What other folks call stuffing, I was taught to call dressing, although they are the same thing. (Besides, if my dressing isn't actually stuffed into the bird, how can it be called a stuffing?) A couple of important points: First, be sure that the ingredients are thoroughly cooked before mixing—they will only be heated up in the oven. And let the bread stand out overnight to become stale so it can hold more broth without falling apart.
Servings: Serves 4–6
Ingredients 3 tablespoons vegetable oil1 pound turkey sausage links , casings removed2 large onions , chopped3 Granny Smith apples , peeled, cored, and chopped3 ribs celery , chopped2 tablespoons Poultry seasoning1 tablespoon chopped fresh sage2 teaspoons chopped fresh thyme1 Classic Southern Cornbread , crumbled and left out overnight, uncovered, to dry (about 8 cups)4 cups cubed (1-inch cubes) white sandwich bread , left out over night, uncovered, to dry3 cups chicken broth or canned low-sodium broth , heatedSalt and freshly ground black pepper
Position rack in the center of the oven and preheat to 350°F. Lightly oil a 15x10-inch baking dish.
Heat 1 tablespoon of oil in a large skillet. Add the turkey sausage and cook, breaking up the meat with the side of a spoon, until it loses its pink color, about 8 minutes. Transfer to a large bowl.
Add the remaining 2 tablespoons of oil to the skillet and heat. In batches, if necessary, add the onions, apples and celery and cook, stirring often, until the onions are tender, about 10 minutes. Stir in the poultry seasoning, sage and thyme. Mix with the sausage in the bowl.
Add the cornbread and bread cubes and mix well. Gradually add enough of the broth to moisten the dressing; it should not be soggy. Season to taste with salt and pepper. Spread evenly in the baking dish and cover tightly with aluminum foil. (The dressing can be prepared up to 6 hours ahead and refrigerated.)
Bake until the dressing is heated through, about 30 minutes (about 45 minutes if the dressing has been chilled). If you like a crusty top, remove the foil halfway through baking.
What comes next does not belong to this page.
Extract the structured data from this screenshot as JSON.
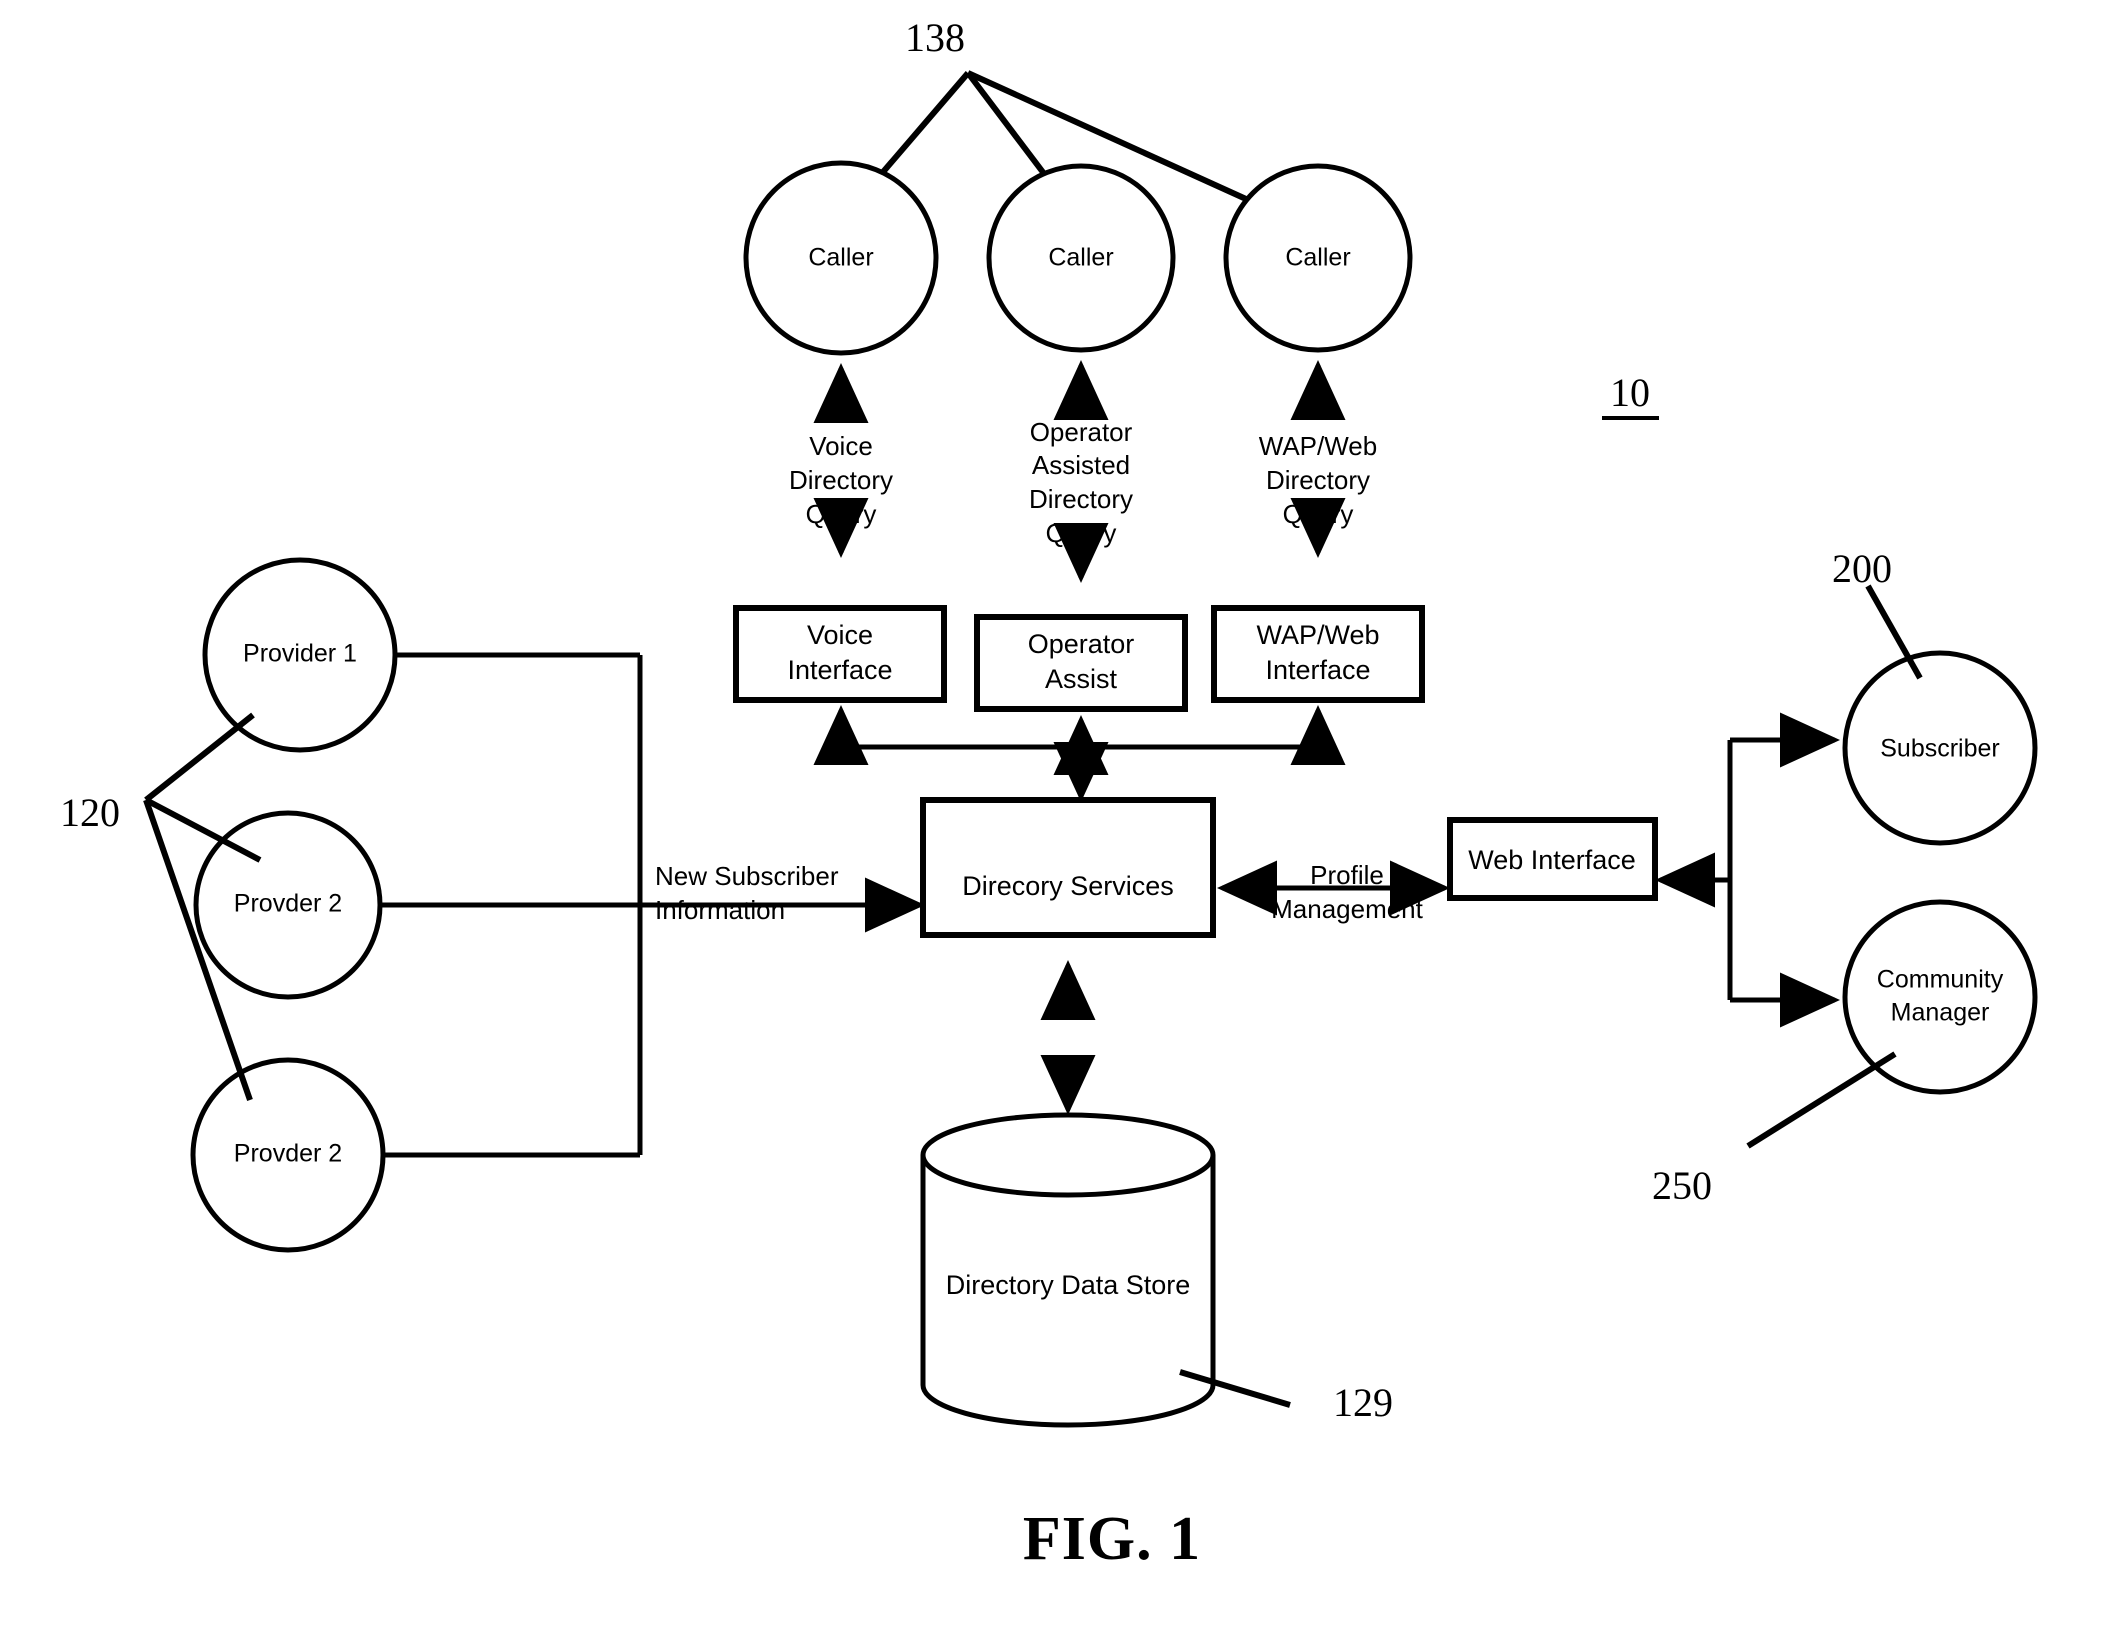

Serve hot.
Adapted from Art Smith's Back to the Table